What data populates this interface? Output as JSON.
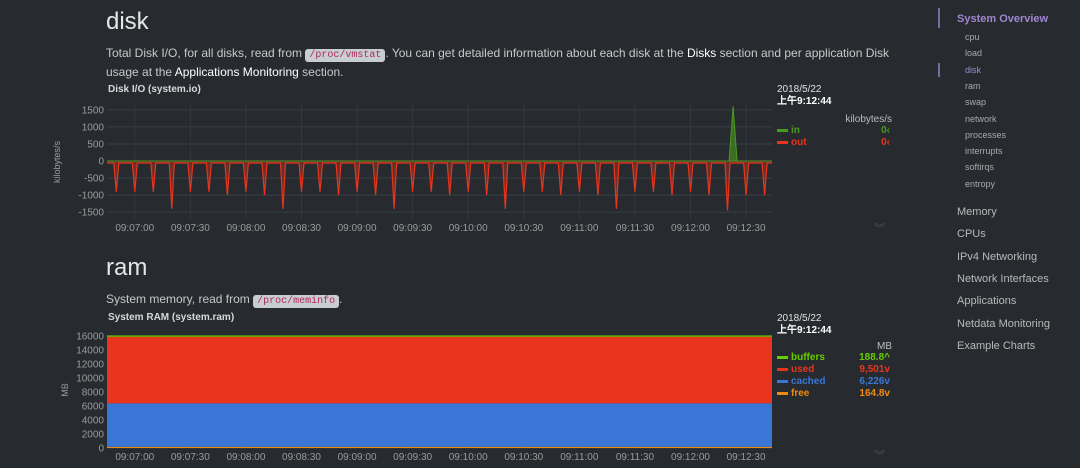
{
  "disk": {
    "title": "disk",
    "desc_1": "Total Disk I/O, for all disks, read from ",
    "desc_code": "/proc/vmstat",
    "desc_2": ". You can get detailed information about each disk at the ",
    "desc_link1": "Disks",
    "desc_3": " section and per application Disk usage at the ",
    "desc_link2": "Applications Monitoring",
    "desc_4": " section.",
    "chart_title": "Disk I/O (system.io)",
    "y_unit": "kilobytes/s",
    "legend": {
      "date": "2018/5/22",
      "time": "上午9:12:44",
      "units": "kilobytes/s",
      "rows": [
        {
          "name": "in",
          "value": "0",
          "arrow": "‹",
          "color": "#4a9a1e"
        },
        {
          "name": "out",
          "value": "0",
          "arrow": "‹",
          "color": "#e8351c"
        }
      ]
    }
  },
  "ram": {
    "title": "ram",
    "desc_1": "System memory, read from ",
    "desc_code": "/proc/meminfo",
    "desc_2": ".",
    "chart_title": "System RAM (system.ram)",
    "y_unit": "MB",
    "legend": {
      "date": "2018/5/22",
      "time": "上午9:12:44",
      "units": "MB",
      "rows": [
        {
          "name": "buffers",
          "value": "188.8",
          "arrow": "^",
          "color": "#66cc00"
        },
        {
          "name": "used",
          "value": "9,501",
          "arrow": "v",
          "color": "#e8351c"
        },
        {
          "name": "cached",
          "value": "6,226",
          "arrow": "v",
          "color": "#3a76d6"
        },
        {
          "name": "free",
          "value": "164.8",
          "arrow": "v",
          "color": "#ef8a10"
        }
      ]
    }
  },
  "chart_data": [
    {
      "type": "line",
      "title": "Disk I/O (system.io)",
      "ylabel": "kilobytes/s",
      "ylim": [
        -1700,
        1700
      ],
      "yticks": [
        1500,
        1000,
        500,
        0,
        -500,
        -1000,
        -1500
      ],
      "xticks": [
        "09:07:00",
        "09:07:30",
        "09:08:00",
        "09:08:30",
        "09:09:00",
        "09:09:30",
        "09:10:00",
        "09:10:30",
        "09:11:00",
        "09:11:30",
        "09:12:00",
        "09:12:30"
      ],
      "grid": true,
      "legend_position": "right",
      "series": [
        {
          "name": "in",
          "color": "#4a9a1e",
          "spikes": [
            {
              "t": "09:12:23",
              "value": 1600
            }
          ]
        },
        {
          "name": "out",
          "color": "#e8351c",
          "baseline": -60,
          "spikes_t": [
            "09:06:50",
            "09:07:00",
            "09:07:10",
            "09:07:20",
            "09:07:30",
            "09:07:40",
            "09:07:50",
            "09:08:00",
            "09:08:10",
            "09:08:20",
            "09:08:30",
            "09:08:40",
            "09:08:50",
            "09:09:00",
            "09:09:10",
            "09:09:20",
            "09:09:30",
            "09:09:40",
            "09:09:50",
            "09:10:00",
            "09:10:10",
            "09:10:20",
            "09:10:30",
            "09:10:40",
            "09:10:50",
            "09:11:00",
            "09:11:10",
            "09:11:20",
            "09:11:30",
            "09:11:40",
            "09:11:50",
            "09:12:00",
            "09:12:10",
            "09:12:20",
            "09:12:30",
            "09:12:40"
          ],
          "spikes_v": [
            -900,
            -900,
            -900,
            -1400,
            -900,
            -900,
            -1000,
            -900,
            -1000,
            -1400,
            -900,
            -900,
            -1000,
            -900,
            -1000,
            -1400,
            -900,
            -900,
            -1000,
            -900,
            -1000,
            -1400,
            -900,
            -900,
            -1000,
            -900,
            -1000,
            -1400,
            -900,
            -900,
            -1000,
            -900,
            -1000,
            -1450,
            -1000,
            -1000
          ]
        }
      ]
    },
    {
      "type": "area",
      "title": "System RAM (system.ram)",
      "ylabel": "MB",
      "ylim": [
        0,
        16000
      ],
      "yticks": [
        16000,
        14000,
        12000,
        10000,
        8000,
        6000,
        4000,
        2000,
        0
      ],
      "xticks": [
        "09:07:00",
        "09:07:30",
        "09:08:00",
        "09:08:30",
        "09:09:00",
        "09:09:30",
        "09:10:00",
        "09:10:30",
        "09:11:00",
        "09:11:30",
        "09:12:00",
        "09:12:30"
      ],
      "grid": true,
      "legend_position": "right",
      "stacked": true,
      "series": [
        {
          "name": "free",
          "value": 164.8,
          "color": "#ef8a10"
        },
        {
          "name": "cached",
          "value": 6226,
          "color": "#3a76d6"
        },
        {
          "name": "used",
          "value": 9501,
          "color": "#e8351c"
        },
        {
          "name": "buffers",
          "value": 188.8,
          "color": "#66cc00"
        }
      ]
    }
  ],
  "nav": {
    "main_top": "System Overview",
    "subs": [
      "cpu",
      "load",
      "disk",
      "ram",
      "swap",
      "network",
      "processes",
      "interrupts",
      "softirqs",
      "entropy"
    ],
    "active_sub": "disk",
    "sections": [
      "Memory",
      "CPUs",
      "IPv4 Networking",
      "Network Interfaces",
      "Applications",
      "Netdata Monitoring",
      "Example Charts"
    ]
  }
}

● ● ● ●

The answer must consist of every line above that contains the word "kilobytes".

— EXERCISE ANSWER —
    "y_unit": "kilobytes/s",
      "units": "kilobytes/s",
      "ylabel": "kilobytes/s",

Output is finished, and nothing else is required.